Filing cabinet. (Image by Monika Robak from Pixabay)

If you’ve finally gotten your taxes filed, you’re probably ready to put it all away and move on. But have you considered which documents you should keep? And for how long?

The IRS can request documents pertaining to previously filed taxes for years after you’ve thrown or tucked them all away.

Recommended Videos

A little preparation can go a long way. Here are some tips for retaining your tax documents and storing them safely.

How long do you really need to store your tax documents?

The IRS website contains a wealth of information on when to retain tax documents and how to safely dispose of them.

In a nutshell, according to the IRS, the length of time you’ll want to hang onto the document depends on the action, expense or event that the document records. In general, that will mean keeping your records that support an item of income, deduction or credit shown on your taxes until the period of limitations for that tax return ends.

The period of limitations is the period of time in which you can amend your tax return to claim a credit or refund, or the IRS can assess additional tax.

If you are still unsure of how long to keep your tax documents, check with your CPA or tax preparer.

If you still have older documents hanging around, now is a good time to get rid of them. Be sure to shred all unneeded tax documents before disposal rather than simply throwing them away.

Check the retention period for your online tax software.

If you use the same software package to file your taxes year after year, you may not need to do anything else. Policies vary, but most well known tax preparation companies, including both in-person and online providers, keep several years worth of tax returns for their clients.

If you only need to keep your tax records for three years, you may already be covered. Check with the company you have been using to verify the company’s tax document retention policy.

You may also want to download PDF versions of your previous tax returns to your computer or cloud account just to be on the safe side.
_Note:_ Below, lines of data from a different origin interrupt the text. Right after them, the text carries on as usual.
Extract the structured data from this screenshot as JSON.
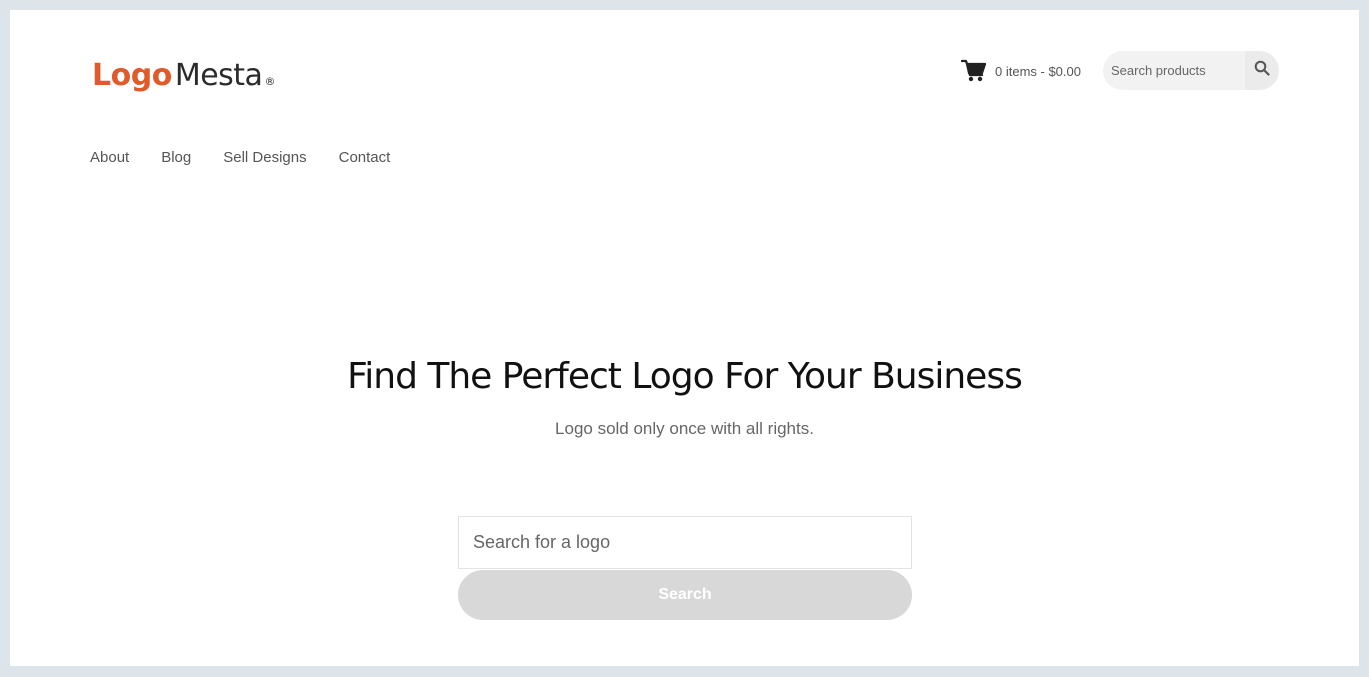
{
  "logo": {
    "part1": "Logo",
    "part2": "Mesta",
    "reg": "®",
    "color_accent": "#e05a2a"
  },
  "cart": {
    "icon": "shopping-cart-icon",
    "text": "0 items - $0.00"
  },
  "top_search": {
    "placeholder": "Search products",
    "icon": "search-icon"
  },
  "nav": {
    "items": [
      {
        "label": "About"
      },
      {
        "label": "Blog"
      },
      {
        "label": "Sell Designs"
      },
      {
        "label": "Contact"
      }
    ]
  },
  "hero": {
    "title": "Find The Perfect Logo For Your Business",
    "subtitle": "Logo sold only once with all rights.",
    "search_placeholder": "Search for a logo",
    "search_button": "Search"
  },
  "colors": {
    "background_frame": "#dde5ea",
    "page": "#ffffff",
    "button_disabled": "#d8d8d8"
  }
}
Check to see how long your bank keeps tax documents online.

Even if your tax preparation software provider does not have your back, your banks and brokerage firms might. Financial institutions retain records for a period of time for the convenience of their customers, so ask about their retention policies and how to recover older documents.

As with your past tax returns, it is a good idea to download and save key documents. It is far better to have two copies of a given document than none at all.

Consider secure cloud storage for your tax documents.

Once you find out which tax documents you need to retain and for how long, it is time to think about safe storage.

From 1099 forms to the tax returns themselves, the documents contain sensitive information hackers and identity thieves would love to have, so secure storage is absolutely vital.

If you already have a cloud storage account, placing your tax documents there can be a smart move. Just make sure your account is secured with a strong password and, if possible, with an additional layer of two-factor authentication.

Keep backup documents on paper or secure digital devices.

When it comes to records like your tax returns and supporting documents, it is always smart to have a backup. You never know when a sudden outage will strike your cloud account, or a data glitch will render your bank’s older statements unusable.

Making a physical backup is important, but you need to do it safely. If you plan to store your tax documents locally on your hard drive, use an encrypted folder and a strong password. If you store the documents on a thumb drive or external hard drive, lock those devices down with a solid password, as well.

Finally, it is a good idea to make another set of backup copies -- one of which should be printed out and kept somewhere safe. Placing those old tax documents in a safe deposit box, lock box or home safe will ensure they are available when needed without putting your finances or your identity at risk.

This story was first published in July 2020. It has since been updated.